“The first wave of cryptoassets, of which Bitcoin is the best known, have so far failed to provide a reliable and attractive means of payment or store of value,” says the report. “They have suffered from highly volatile prices, limits to scalability, complicated user interfaces and issues in governance and regulation, among other challenges. Thus, cryptoassets have served more as a highly speculative asset class for certain investors and those engaged in illicit activities rather than as a means to make payments.”
Contrary to what this section of the report may claim, Bitcoin is growing by basically every metric. Whether you’re talking about transaction volume, payments, price or network hash rate, Bitcoin is still on the rise when factoring in for the late 2017 bubble in the overall crypto asset market.
While bitcoin is extremely volatile over the short term, it has objectively been a much better store of value than the U.S. dollar over the past 10 years. Although bitcoin is still down heavily from the late-2017 price peak, the reliability of bitcoin as a store of value depends on one’s time preference.
Additionally, bitcoin’s volatility ties back into the centralization issues around stablecoins. The very fact that bitcoin is volatile is an illustration of its decentralization and uncontrollable nature. Bitcoin is volatile because there is no central authority to regulate the money supply, which is, again, the entire point of its existence in the first place.
In terms of bitcoin’s utility (or lack thereof) as a medium of exchange, the G7 working group’s report is mostly accurate. Although progress has been made via layer two scaling solutions like the Lightning Network, it seems unclear if the use of bitcoin for payments will venture out of the realm of those who have a need for censorship resistance until the underlying asset becomes more stable.
This is a guest post by Kyle Torpey. Opinions expressed are entirely his own and do not necessarily reflect those of BTC Inc or Bitcoin Magazine.

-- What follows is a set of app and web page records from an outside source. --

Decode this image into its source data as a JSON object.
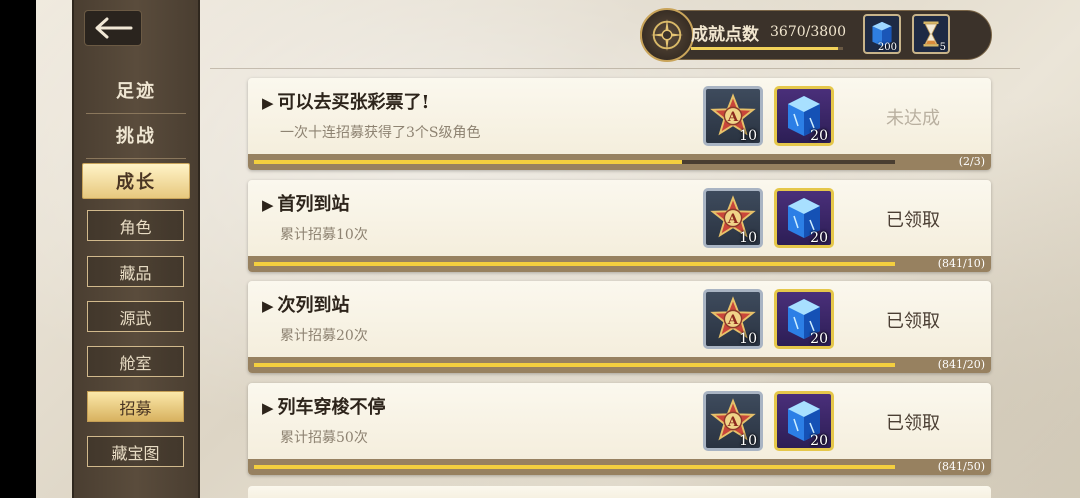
{
  "header": {
    "achievement_label": "成就点数",
    "achievement_value": "3670/3800",
    "achievement_fraction": 0.966,
    "resources": [
      {
        "icon": "blue-crystal-icon",
        "count": "200"
      },
      {
        "icon": "hourglass-icon",
        "count": "5"
      }
    ]
  },
  "sidebar": {
    "main_items": [
      {
        "label": "足迹"
      },
      {
        "label": "挑战"
      },
      {
        "label": "成长",
        "active": true
      }
    ],
    "sub_items": [
      {
        "label": "角色"
      },
      {
        "label": "藏品"
      },
      {
        "label": "源武"
      },
      {
        "label": "舱室"
      },
      {
        "label": "招募",
        "active": true
      },
      {
        "label": "藏宝图"
      }
    ]
  },
  "achievements": [
    {
      "title": "可以去买张彩票了!",
      "desc": "一次十连招募获得了3个S级角色",
      "rewards": [
        {
          "icon": "a-star-medal-icon",
          "count": "10"
        },
        {
          "icon": "blue-crystal-icon",
          "count": "20"
        }
      ],
      "status": "未达成",
      "progress_text": "(2/3)",
      "progress": 0.667
    },
    {
      "title": "首列到站",
      "desc": "累计招募10次",
      "rewards": [
        {
          "icon": "a-star-medal-icon",
          "count": "10"
        },
        {
          "icon": "blue-crystal-icon",
          "count": "20"
        }
      ],
      "status": "已领取",
      "progress_text": "(841/10)",
      "progress": 1
    },
    {
      "title": "次列到站",
      "desc": "累计招募20次",
      "rewards": [
        {
          "icon": "a-star-medal-icon",
          "count": "10"
        },
        {
          "icon": "blue-crystal-icon",
          "count": "20"
        }
      ],
      "status": "已领取",
      "progress_text": "(841/20)",
      "progress": 1
    },
    {
      "title": "列车穿梭不停",
      "desc": "累计招募50次",
      "rewards": [
        {
          "icon": "a-star-medal-icon",
          "count": "10"
        },
        {
          "icon": "blue-crystal-icon",
          "count": "20"
        }
      ],
      "status": "已领取",
      "progress_text": "(841/50)",
      "progress": 1
    }
  ],
  "colors": {
    "sidebar": "#4a3e31",
    "highlight": "#e7c87e",
    "progress_fill": "#f3cf3f",
    "progress_track": "#978160"
  }
}
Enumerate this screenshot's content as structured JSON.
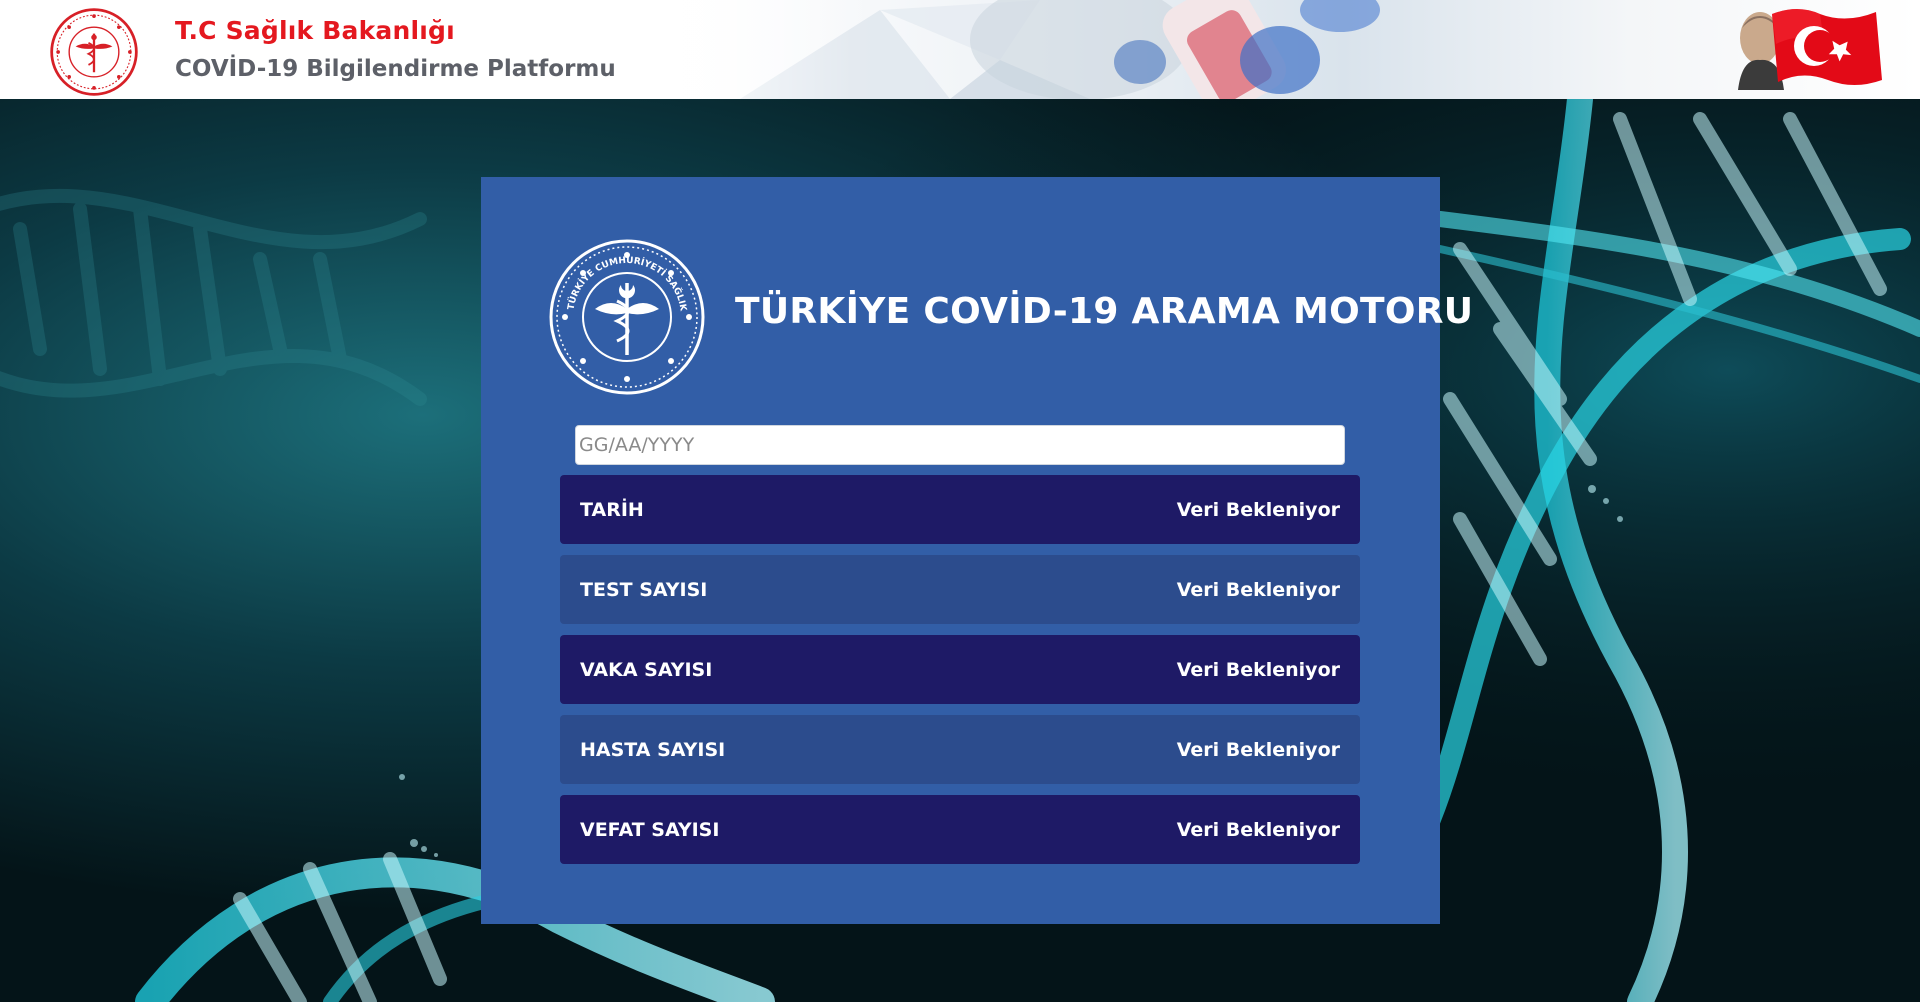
{
  "header": {
    "title": "T.C Sağlık Bakanlığı",
    "subtitle": "COVİD-19 Bilgilendirme Platformu",
    "logo_icon": "ministry-of-health-seal-icon",
    "flag_icon": "turkish-flag-icon"
  },
  "main": {
    "title": "TÜRKİYE COVİD-19 ARAMA MOTORU",
    "seal_icon": "ministry-of-health-seal-icon",
    "seal_text": "TÜRKİYE CUMHURİYETİ SAĞLIK BAKANLIĞI",
    "date_input": {
      "placeholder": "GG/AA/YYYY",
      "value": ""
    },
    "rows": [
      {
        "label": "TARİH",
        "value": "Veri Bekleniyor"
      },
      {
        "label": "TEST SAYISI",
        "value": "Veri Bekleniyor"
      },
      {
        "label": "VAKA SAYISI",
        "value": "Veri Bekleniyor"
      },
      {
        "label": "HASTA SAYISI",
        "value": "Veri Bekleniyor"
      },
      {
        "label": "VEFAT SAYISI",
        "value": "Veri Bekleniyor"
      }
    ]
  },
  "colors": {
    "brand_red": "#e4181f",
    "card_bg": "#325ea7",
    "row_dark": "#1e1a66",
    "row_mid": "#2c4c8d",
    "background": "#04161c",
    "dna_cyan": "#2fd8e8"
  }
}
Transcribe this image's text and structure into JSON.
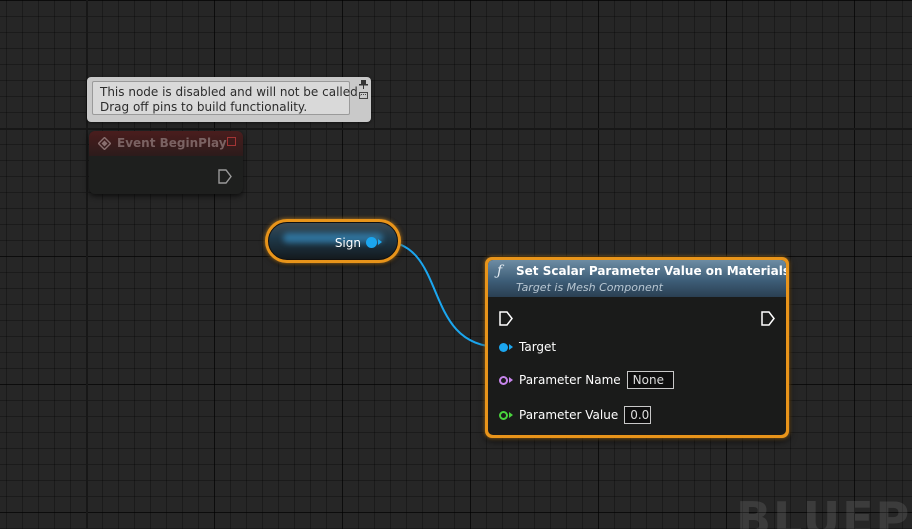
{
  "comment": {
    "line1": "This node is disabled and will not be called.",
    "line2": "Drag off pins to build functionality."
  },
  "event_node": {
    "title": "Event BeginPlay",
    "state": "disabled"
  },
  "variable_node": {
    "label": "Sign",
    "pin_color": "#1ba6ef"
  },
  "function_node": {
    "icon": "ƒ",
    "title": "Set Scalar Parameter Value on Materials",
    "subtitle": "Target is Mesh Component",
    "pins": {
      "target": {
        "label": "Target",
        "color": "#1ba6ef"
      },
      "parameter_name": {
        "label": "Parameter Name",
        "value": "None",
        "color": "#c785ec"
      },
      "parameter_value": {
        "label": "Parameter Value",
        "value": "0.0",
        "color": "#49d43d"
      }
    }
  },
  "colors": {
    "selection": "#e8941a",
    "header_function": "#3e5e78",
    "header_event_disabled": "#4a1d1d"
  },
  "watermark": "BLUEP"
}
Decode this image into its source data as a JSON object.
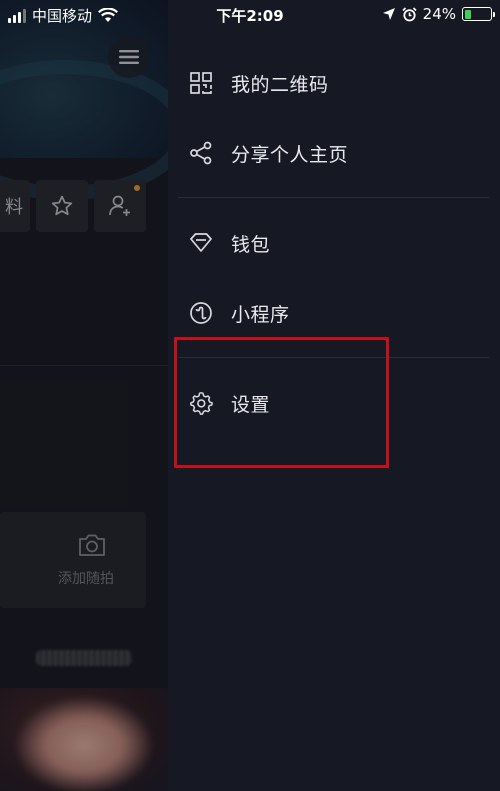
{
  "status_bar": {
    "carrier": "中国移动",
    "time": "下午2:09",
    "battery_percent": "24%",
    "battery_level": 0.24,
    "battery_color": "#3ad154"
  },
  "background_page": {
    "profile_button_partial_text": "料",
    "add_moment_label": "添加随拍"
  },
  "drawer": {
    "menu": [
      {
        "label": "我的二维码",
        "icon": "qr-code-icon"
      },
      {
        "label": "分享个人主页",
        "icon": "share-icon"
      },
      {
        "label": "钱包",
        "icon": "wallet-diamond-icon"
      },
      {
        "label": "小程序",
        "icon": "mini-program-icon"
      },
      {
        "label": "设置",
        "icon": "gear-icon"
      }
    ]
  },
  "colors": {
    "drawer_bg": "#161823",
    "highlight_border": "#c3111c",
    "notification_dot": "#f0a030"
  }
}
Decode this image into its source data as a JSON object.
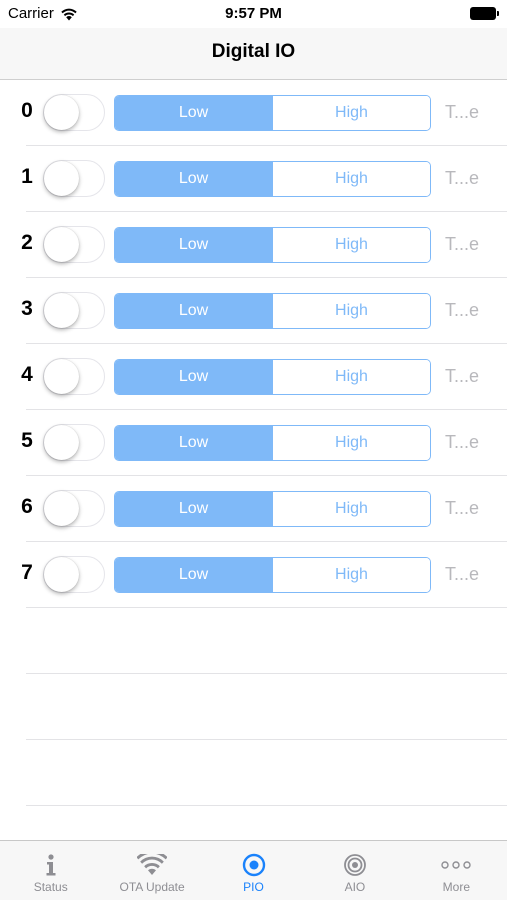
{
  "status_bar": {
    "carrier": "Carrier",
    "time": "9:57 PM"
  },
  "nav": {
    "title": "Digital IO"
  },
  "segment_labels": {
    "low": "Low",
    "high": "High"
  },
  "rows": [
    {
      "pin": "0",
      "switch_on": false,
      "selected": "Low",
      "label": "T...e"
    },
    {
      "pin": "1",
      "switch_on": false,
      "selected": "Low",
      "label": "T...e"
    },
    {
      "pin": "2",
      "switch_on": false,
      "selected": "Low",
      "label": "T...e"
    },
    {
      "pin": "3",
      "switch_on": false,
      "selected": "Low",
      "label": "T...e"
    },
    {
      "pin": "4",
      "switch_on": false,
      "selected": "Low",
      "label": "T...e"
    },
    {
      "pin": "5",
      "switch_on": false,
      "selected": "Low",
      "label": "T...e"
    },
    {
      "pin": "6",
      "switch_on": false,
      "selected": "Low",
      "label": "T...e"
    },
    {
      "pin": "7",
      "switch_on": false,
      "selected": "Low",
      "label": "T...e"
    }
  ],
  "tabs": [
    {
      "label": "Status",
      "icon": "info-icon",
      "active": false
    },
    {
      "label": "OTA Update",
      "icon": "wifi-icon",
      "active": false
    },
    {
      "label": "PIO",
      "icon": "pio-icon",
      "active": true
    },
    {
      "label": "AIO",
      "icon": "aio-icon",
      "active": false
    },
    {
      "label": "More",
      "icon": "more-icon",
      "active": false
    }
  ],
  "colors": {
    "accent": "#1a82fb",
    "segment": "#7fb9f8",
    "inactive": "#8e8e93"
  }
}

Kyle Torpey is a freelance writer and researcher who has been following Bitcoin since 2011. His work has been featured in VICE Motherboard, Business Insider, NASDAQ, New York Post,The Next Web, American Banker, and other media outlets. You can view all his work at kyletorpey.com or sign up for his personal newsletter.